For a Multi Statement test, we will create a modified version of the LookByFName function. This new function will accept the same input parameter. But rather than return a table from a simple select, a specific table will be created, and data in it will be manipulated prior to the return:
CREATE FUNCTION dbo.multi_test (@FirstLetter char (1))
RETURNS @Result TABLE
fname varchar (20),
on_probation char (1)
INSERT INTO @Result
SELECT fname, hire_date
WHERE LEFT (fname, 1) = @FirstLetter
SET on_probation = ‘N’
SET on_probation = ‘Y’
WHERE hire_date < ’01/01/1991′
To use the new function, execute:
SELECT * FROM dbo.multi_test (‘A’)
With the new Multi Statement Function, we can manipulate data like a Stored Procedure, but use it in statement areas like a View.
For example, only specific columns can be returned.
SELECT fname FROM dbo.multi_test (‘A’)
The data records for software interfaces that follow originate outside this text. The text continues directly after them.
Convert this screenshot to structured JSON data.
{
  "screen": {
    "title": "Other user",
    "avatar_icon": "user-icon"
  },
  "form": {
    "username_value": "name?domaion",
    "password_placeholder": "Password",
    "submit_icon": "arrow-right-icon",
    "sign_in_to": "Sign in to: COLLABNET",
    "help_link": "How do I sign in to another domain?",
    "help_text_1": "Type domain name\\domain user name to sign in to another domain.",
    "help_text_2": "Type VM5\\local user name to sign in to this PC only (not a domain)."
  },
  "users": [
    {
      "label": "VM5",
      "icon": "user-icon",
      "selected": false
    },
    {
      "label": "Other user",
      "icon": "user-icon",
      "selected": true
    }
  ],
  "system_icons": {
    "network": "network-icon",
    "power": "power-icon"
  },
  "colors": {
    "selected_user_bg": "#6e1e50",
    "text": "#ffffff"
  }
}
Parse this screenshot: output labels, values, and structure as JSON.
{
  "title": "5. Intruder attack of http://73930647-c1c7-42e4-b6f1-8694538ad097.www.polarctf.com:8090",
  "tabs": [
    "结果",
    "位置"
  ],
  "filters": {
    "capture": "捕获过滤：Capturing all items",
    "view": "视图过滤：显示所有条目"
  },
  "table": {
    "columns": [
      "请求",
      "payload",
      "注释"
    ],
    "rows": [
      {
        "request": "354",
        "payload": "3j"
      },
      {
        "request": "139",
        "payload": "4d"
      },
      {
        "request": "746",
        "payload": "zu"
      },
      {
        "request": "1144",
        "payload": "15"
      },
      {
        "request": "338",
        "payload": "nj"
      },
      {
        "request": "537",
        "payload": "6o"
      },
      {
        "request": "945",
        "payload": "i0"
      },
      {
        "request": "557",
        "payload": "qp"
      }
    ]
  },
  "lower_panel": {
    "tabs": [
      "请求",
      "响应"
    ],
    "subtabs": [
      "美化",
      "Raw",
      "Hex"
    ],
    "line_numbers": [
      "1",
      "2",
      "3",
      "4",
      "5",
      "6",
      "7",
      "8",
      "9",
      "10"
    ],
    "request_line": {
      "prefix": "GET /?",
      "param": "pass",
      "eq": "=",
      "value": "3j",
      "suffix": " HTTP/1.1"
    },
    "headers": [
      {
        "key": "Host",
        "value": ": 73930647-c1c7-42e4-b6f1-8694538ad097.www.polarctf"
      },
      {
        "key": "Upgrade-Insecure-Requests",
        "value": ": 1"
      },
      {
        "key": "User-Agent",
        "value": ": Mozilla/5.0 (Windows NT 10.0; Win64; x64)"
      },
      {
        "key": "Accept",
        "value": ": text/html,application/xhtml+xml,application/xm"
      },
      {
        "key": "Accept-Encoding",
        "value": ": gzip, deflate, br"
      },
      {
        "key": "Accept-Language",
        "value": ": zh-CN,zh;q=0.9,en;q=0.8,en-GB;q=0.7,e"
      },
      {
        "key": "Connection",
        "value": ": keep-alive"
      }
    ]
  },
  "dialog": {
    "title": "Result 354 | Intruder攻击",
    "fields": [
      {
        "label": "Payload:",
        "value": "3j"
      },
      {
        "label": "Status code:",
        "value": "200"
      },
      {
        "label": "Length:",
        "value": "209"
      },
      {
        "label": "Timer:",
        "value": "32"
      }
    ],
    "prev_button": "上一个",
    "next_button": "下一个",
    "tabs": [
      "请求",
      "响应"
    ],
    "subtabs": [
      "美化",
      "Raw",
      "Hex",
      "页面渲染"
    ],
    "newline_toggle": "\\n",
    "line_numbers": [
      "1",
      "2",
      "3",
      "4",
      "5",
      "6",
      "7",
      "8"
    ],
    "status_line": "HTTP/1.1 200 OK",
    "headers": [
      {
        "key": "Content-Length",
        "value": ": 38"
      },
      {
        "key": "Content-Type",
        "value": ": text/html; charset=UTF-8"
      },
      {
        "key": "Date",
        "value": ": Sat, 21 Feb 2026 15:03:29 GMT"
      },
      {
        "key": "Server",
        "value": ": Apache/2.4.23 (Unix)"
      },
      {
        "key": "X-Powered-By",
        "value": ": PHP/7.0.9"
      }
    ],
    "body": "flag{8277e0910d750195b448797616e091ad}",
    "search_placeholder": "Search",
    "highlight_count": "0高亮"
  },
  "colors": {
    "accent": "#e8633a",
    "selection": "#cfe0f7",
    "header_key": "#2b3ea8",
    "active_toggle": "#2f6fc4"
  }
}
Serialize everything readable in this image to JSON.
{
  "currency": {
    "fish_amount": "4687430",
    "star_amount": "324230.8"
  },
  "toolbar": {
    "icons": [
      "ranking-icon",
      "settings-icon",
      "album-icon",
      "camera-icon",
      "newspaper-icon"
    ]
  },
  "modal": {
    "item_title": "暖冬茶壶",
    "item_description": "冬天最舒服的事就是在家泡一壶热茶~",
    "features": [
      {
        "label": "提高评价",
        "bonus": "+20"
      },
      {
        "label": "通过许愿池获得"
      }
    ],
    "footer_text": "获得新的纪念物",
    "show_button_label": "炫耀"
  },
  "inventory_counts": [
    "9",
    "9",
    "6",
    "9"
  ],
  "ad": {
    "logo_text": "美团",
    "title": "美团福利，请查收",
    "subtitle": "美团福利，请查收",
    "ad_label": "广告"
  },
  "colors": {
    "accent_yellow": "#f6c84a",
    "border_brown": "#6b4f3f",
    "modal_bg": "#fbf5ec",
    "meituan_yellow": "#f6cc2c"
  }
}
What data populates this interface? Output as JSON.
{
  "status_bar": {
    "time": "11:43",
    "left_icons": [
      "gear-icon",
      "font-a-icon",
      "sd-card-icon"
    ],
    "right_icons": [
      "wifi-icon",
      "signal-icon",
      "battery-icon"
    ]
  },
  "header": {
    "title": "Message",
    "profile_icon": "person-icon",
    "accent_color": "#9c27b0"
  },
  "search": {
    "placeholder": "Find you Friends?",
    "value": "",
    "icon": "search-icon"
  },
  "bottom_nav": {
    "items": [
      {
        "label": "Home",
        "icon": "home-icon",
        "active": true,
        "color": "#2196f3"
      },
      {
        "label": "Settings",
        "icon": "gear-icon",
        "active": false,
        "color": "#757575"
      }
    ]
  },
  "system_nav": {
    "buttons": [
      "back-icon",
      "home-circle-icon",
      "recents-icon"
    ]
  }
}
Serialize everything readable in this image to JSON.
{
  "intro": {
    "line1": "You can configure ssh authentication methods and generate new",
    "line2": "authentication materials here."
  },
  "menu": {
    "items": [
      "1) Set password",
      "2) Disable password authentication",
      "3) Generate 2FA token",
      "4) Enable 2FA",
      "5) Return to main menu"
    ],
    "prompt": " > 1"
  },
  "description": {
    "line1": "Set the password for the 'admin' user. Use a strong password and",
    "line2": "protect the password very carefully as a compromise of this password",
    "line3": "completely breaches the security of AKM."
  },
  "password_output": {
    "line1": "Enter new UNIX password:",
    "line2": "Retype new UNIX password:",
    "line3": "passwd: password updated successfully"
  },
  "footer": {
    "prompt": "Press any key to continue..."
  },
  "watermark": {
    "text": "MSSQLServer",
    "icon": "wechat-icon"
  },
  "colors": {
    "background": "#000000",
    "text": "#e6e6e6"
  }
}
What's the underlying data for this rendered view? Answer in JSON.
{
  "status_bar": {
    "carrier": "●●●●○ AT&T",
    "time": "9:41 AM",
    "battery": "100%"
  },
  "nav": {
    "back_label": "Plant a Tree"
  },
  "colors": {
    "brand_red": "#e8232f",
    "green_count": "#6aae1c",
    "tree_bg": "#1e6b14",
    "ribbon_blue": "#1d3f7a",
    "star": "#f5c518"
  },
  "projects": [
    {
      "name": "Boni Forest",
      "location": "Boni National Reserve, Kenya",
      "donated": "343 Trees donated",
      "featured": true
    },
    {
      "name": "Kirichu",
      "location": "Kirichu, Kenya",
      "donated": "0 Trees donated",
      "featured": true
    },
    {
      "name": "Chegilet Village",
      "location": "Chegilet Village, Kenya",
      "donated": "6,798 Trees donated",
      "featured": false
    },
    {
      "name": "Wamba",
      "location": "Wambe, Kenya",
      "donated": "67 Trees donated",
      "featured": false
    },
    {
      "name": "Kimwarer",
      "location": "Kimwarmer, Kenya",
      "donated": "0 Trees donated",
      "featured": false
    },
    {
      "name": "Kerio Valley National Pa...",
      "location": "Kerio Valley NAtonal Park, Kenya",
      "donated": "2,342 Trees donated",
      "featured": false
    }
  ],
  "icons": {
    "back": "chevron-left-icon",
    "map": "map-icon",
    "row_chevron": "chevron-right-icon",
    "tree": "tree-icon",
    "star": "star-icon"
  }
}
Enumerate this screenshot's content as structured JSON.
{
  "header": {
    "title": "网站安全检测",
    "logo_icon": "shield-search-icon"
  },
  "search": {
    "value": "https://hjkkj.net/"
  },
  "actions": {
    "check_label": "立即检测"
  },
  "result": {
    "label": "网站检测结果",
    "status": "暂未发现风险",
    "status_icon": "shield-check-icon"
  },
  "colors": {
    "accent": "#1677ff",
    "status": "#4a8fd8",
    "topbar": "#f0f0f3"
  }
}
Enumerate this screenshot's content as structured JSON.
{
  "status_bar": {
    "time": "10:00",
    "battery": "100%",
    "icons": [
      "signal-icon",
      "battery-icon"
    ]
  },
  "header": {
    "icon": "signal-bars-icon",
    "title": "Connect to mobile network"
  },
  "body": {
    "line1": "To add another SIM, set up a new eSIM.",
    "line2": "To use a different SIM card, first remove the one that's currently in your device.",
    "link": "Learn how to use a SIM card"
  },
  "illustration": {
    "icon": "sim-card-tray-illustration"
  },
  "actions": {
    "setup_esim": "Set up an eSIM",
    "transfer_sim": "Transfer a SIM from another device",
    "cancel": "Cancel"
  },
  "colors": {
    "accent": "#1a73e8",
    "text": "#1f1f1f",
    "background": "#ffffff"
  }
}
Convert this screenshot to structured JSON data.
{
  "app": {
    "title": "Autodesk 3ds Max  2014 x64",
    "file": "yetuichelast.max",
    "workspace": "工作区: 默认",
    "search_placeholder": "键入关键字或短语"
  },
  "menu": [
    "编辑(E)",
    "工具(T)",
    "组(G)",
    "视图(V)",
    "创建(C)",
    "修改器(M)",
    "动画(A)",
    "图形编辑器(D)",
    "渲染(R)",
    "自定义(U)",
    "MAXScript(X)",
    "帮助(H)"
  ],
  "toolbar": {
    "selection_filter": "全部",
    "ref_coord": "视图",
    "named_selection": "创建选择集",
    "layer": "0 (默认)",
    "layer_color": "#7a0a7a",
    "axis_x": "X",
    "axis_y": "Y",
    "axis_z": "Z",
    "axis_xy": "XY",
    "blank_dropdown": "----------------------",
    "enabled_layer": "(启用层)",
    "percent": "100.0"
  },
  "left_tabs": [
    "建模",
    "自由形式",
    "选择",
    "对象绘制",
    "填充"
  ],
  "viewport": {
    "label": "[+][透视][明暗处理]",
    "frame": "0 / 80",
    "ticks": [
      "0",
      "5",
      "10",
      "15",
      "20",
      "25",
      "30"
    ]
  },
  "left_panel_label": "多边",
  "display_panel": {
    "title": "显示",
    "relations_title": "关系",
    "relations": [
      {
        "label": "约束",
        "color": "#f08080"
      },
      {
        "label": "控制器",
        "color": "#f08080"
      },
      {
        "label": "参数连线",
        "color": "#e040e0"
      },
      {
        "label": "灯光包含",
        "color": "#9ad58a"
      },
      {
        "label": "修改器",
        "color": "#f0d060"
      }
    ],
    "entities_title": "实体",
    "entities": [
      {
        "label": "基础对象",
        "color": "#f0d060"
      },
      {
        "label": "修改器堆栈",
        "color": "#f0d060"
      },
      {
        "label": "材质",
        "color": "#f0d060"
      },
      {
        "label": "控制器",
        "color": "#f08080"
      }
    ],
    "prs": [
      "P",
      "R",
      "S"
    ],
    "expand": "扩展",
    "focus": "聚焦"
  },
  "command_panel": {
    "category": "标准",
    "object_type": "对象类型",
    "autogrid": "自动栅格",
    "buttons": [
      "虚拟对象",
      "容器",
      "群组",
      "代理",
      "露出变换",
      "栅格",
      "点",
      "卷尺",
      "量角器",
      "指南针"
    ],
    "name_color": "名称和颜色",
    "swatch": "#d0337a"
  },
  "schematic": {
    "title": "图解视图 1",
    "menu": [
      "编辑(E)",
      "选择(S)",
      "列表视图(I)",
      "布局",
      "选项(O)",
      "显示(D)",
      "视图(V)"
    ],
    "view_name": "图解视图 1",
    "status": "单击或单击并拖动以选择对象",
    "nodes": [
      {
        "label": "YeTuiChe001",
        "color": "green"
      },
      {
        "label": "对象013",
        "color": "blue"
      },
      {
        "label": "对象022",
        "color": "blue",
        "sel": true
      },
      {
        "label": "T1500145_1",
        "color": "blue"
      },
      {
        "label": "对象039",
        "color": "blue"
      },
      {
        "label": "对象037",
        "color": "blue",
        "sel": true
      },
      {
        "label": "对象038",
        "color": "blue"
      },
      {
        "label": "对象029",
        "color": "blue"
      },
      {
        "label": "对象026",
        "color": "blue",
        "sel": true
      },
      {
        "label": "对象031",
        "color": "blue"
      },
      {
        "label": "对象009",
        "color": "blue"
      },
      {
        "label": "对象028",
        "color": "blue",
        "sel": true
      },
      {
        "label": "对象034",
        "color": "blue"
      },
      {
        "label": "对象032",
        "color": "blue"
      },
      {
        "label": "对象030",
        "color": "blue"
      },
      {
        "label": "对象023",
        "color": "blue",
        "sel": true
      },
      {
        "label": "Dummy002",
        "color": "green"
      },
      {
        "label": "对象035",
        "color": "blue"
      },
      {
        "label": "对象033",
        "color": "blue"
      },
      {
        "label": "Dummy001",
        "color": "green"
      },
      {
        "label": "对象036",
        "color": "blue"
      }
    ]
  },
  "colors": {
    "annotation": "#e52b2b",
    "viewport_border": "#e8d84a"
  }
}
The function can also be joined like a view:
SELECT e.lname, f.fname
FROM employee e INNER JOIN dbo.multi_test (‘A’) f ON e.fname = f.fname
Advantages of User Defined Functions
Before SQL 2000, User Defined Functions (UDFs) were not available. Stored Procedures were often used in their place. When advantages or disadvantages of User Defined Functions are discussed, the comparison is usually to Stored Procedures.
One of the advantages of User Defined Functions over Stored Procedures, is the fact that a UDF can be used in a Select, Where, or Case statement. They also can be used to create joins. In addition, User Defined Functions are simpler to invoke than Stored Procedures from inside another SQL statement.
Disadvantages of User Defined Functions
User Defined Functions cannot be used to modify base table information. The DML statements INSERT, UPDATE, and DELETE cannot be used on base tables. Another disadvantage is that SQL functions that return non-deterministic values are not allowed to be called from inside User Defined Functions. GETDATE is an example of a non-deterministic function. Every time the function is called, a different value is returned. Therefore, GETDATE cannot be called from inside a UDF you create.